These yields are down 2.17% compared to the end of last year, and less than half of the average over the last 20 years.
Yet despite the pitiful yields, nervous investors are piling into U.S. Treasury bonds in droves. JPMorgan Chase has predicted that individual investors like you and me will dump $350 billion into debt funds this year alone. That is on top of the $3 trillion that have flooded into bonds after the crash...
Again, I don't blame folks for doing this. After watching a record amount of investment dollars disappear after the 2009 crash, investors are right to be jittery about riding this wave to the ultimate crash.
"It may be that they're sticking with bonds because they're the lesser of two evils," Charles Schwab strategist Kathy Jones told Bloomberg.
But I'm here to tell you that is a false choice — there are more options than reaching for the stars with stocks or writhing in the dirt with bonds. There is one way to invest in debt that is not only as safe as bonds, but yields a whopping 9.5%. I call them Forbidden Bonds...
You see, these brand new Forbidden Bonds boast a track record safer than even the highest-rated corporate debt. In fact, barely 1% of these bonds default in a given year, while nearly 5% of all corporate bonds do.
Even better, you can buy these special bonds tax-free, without paying a thing to the federal government.
And they have nothing to do with stocks or any other type of bond you’ve ever seen.
As I told you, U.S. 10-year Treasuries are paying out under 2%. And even high-quality corporate bonds are paying anywhere from 2% to 4%.
But what they don't tell you is that your profit is going to look much smaller than that because the broker and the bank are going to take their cuts off the top.
Then there’s the U.S. government... When tax time comes, it's going to collect its share of the profits, too.
So that meager 4% yield doesn’t look so good after everyone else has pocketed his or her share.

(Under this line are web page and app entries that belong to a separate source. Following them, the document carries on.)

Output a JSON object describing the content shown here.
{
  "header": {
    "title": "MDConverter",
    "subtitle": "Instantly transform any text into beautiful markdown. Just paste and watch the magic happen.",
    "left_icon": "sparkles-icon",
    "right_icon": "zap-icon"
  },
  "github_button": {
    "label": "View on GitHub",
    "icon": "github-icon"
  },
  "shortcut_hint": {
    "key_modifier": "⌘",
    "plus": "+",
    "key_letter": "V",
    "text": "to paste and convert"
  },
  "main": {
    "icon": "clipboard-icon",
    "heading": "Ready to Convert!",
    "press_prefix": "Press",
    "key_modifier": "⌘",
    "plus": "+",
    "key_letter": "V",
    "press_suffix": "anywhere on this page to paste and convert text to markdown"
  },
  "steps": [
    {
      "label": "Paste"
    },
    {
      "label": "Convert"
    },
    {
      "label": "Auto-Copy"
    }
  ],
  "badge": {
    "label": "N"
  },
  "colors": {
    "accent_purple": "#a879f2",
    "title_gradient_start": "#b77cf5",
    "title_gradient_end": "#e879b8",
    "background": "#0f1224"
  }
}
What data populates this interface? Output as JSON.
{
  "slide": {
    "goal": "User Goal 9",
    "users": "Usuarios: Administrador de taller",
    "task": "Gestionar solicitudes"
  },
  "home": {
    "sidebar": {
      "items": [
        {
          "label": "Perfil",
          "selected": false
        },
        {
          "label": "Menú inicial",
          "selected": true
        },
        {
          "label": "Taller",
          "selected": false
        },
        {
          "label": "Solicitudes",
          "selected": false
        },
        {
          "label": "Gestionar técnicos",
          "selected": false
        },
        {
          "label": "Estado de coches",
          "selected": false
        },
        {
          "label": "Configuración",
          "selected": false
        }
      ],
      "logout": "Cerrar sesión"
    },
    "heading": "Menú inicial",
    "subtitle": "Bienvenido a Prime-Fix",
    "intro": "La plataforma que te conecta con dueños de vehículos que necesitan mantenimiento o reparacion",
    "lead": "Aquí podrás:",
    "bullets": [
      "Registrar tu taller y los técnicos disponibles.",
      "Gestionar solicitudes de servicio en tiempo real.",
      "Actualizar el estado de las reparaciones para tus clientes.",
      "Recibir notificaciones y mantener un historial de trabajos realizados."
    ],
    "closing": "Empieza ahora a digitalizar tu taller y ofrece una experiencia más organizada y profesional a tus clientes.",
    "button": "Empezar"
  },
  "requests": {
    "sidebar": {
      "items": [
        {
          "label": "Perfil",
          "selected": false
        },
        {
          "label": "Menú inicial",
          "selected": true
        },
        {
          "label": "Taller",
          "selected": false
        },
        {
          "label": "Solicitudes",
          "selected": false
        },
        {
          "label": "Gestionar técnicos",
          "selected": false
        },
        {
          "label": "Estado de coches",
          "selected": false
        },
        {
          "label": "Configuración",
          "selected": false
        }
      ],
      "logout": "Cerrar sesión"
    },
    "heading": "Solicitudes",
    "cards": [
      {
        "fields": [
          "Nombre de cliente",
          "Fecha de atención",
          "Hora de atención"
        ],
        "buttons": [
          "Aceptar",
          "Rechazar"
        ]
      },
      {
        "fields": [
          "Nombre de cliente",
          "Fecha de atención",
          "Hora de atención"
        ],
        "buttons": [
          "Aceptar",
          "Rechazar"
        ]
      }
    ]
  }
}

That’s why these Forbidden Bonds were created...
They connect you directly with your profits. There’s no need for a big bank, no need for a broker — and you can collect those profits tax-free if you buy them the way I recommend.
Jimmy is a managing editor for Outsider Club and the Investment Director of the personal finance advisory The Crow's Nest. You may also know him as the architect behind the wildly popular finance and investing website Wealth Wire, where he's brought readers the stories behind the mainstream financial news each and every day. For more on Jimmy, check out his editor's page.